→ Your assignment:
A faithful retyping of every entry below is wanted, with images left out.

Start of Material shown

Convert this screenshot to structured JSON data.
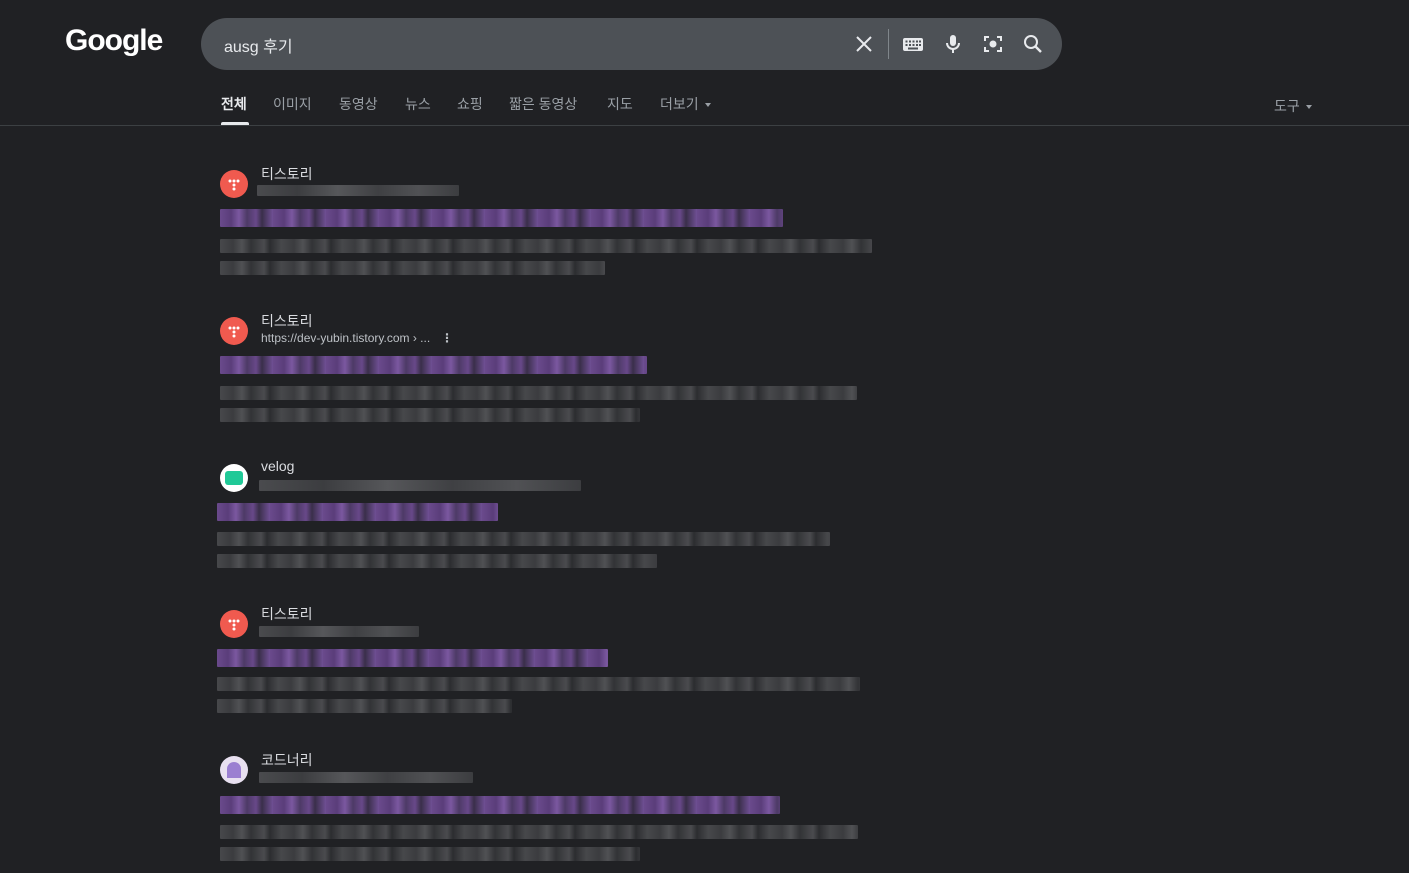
{
  "header": {
    "logo": "Google",
    "search": {
      "value": "ausg 후기",
      "placeholder": ""
    }
  },
  "tabs": [
    {
      "label": "전체",
      "active": true
    },
    {
      "label": "이미지"
    },
    {
      "label": "동영상"
    },
    {
      "label": "뉴스"
    },
    {
      "label": "쇼핑"
    },
    {
      "label": "짧은 동영상"
    },
    {
      "label": "지도"
    },
    {
      "label": "더보기"
    }
  ],
  "tools_label": "도구",
  "results": [
    {
      "site": "티스토리",
      "url": "",
      "favicon": "tistory-icon",
      "favicon_color": "#f05a4f"
    },
    {
      "site": "티스토리",
      "url": "https://dev-yubin.tistory.com › ...",
      "favicon": "tistory-icon",
      "favicon_color": "#f05a4f"
    },
    {
      "site": "velog",
      "url": "",
      "favicon": "velog-icon",
      "favicon_color": "#20c997"
    },
    {
      "site": "티스토리",
      "url": "",
      "favicon": "tistory-icon",
      "favicon_color": "#f05a4f"
    },
    {
      "site": "코드너리",
      "url": "",
      "favicon": "codenary-icon",
      "favicon_color": "#e8e0f0"
    }
  ],
  "colors": {
    "background": "#202124",
    "searchbox": "#4d5156",
    "title_blur": "#6a4a8c"
  }
}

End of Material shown

→ Answer space:
Convert this screenshot to structured JSON data.
{
  "header": {
    "logo": "Google",
    "search": {
      "value": "ausg 후기",
      "placeholder": ""
    }
  },
  "tabs": [
    {
      "label": "전체",
      "active": true
    },
    {
      "label": "이미지"
    },
    {
      "label": "동영상"
    },
    {
      "label": "뉴스"
    },
    {
      "label": "쇼핑"
    },
    {
      "label": "짧은 동영상"
    },
    {
      "label": "지도"
    },
    {
      "label": "더보기"
    }
  ],
  "tools_label": "도구",
  "results": [
    {
      "site": "티스토리",
      "url": "",
      "favicon": "tistory-icon",
      "favicon_color": "#f05a4f"
    },
    {
      "site": "티스토리",
      "url": "https://dev-yubin.tistory.com › ...",
      "favicon": "tistory-icon",
      "favicon_color": "#f05a4f"
    },
    {
      "site": "velog",
      "url": "",
      "favicon": "velog-icon",
      "favicon_color": "#20c997"
    },
    {
      "site": "티스토리",
      "url": "",
      "favicon": "tistory-icon",
      "favicon_color": "#f05a4f"
    },
    {
      "site": "코드너리",
      "url": "",
      "favicon": "codenary-icon",
      "favicon_color": "#e8e0f0"
    }
  ],
  "colors": {
    "background": "#202124",
    "searchbox": "#4d5156",
    "title_blur": "#6a4a8c"
  }
}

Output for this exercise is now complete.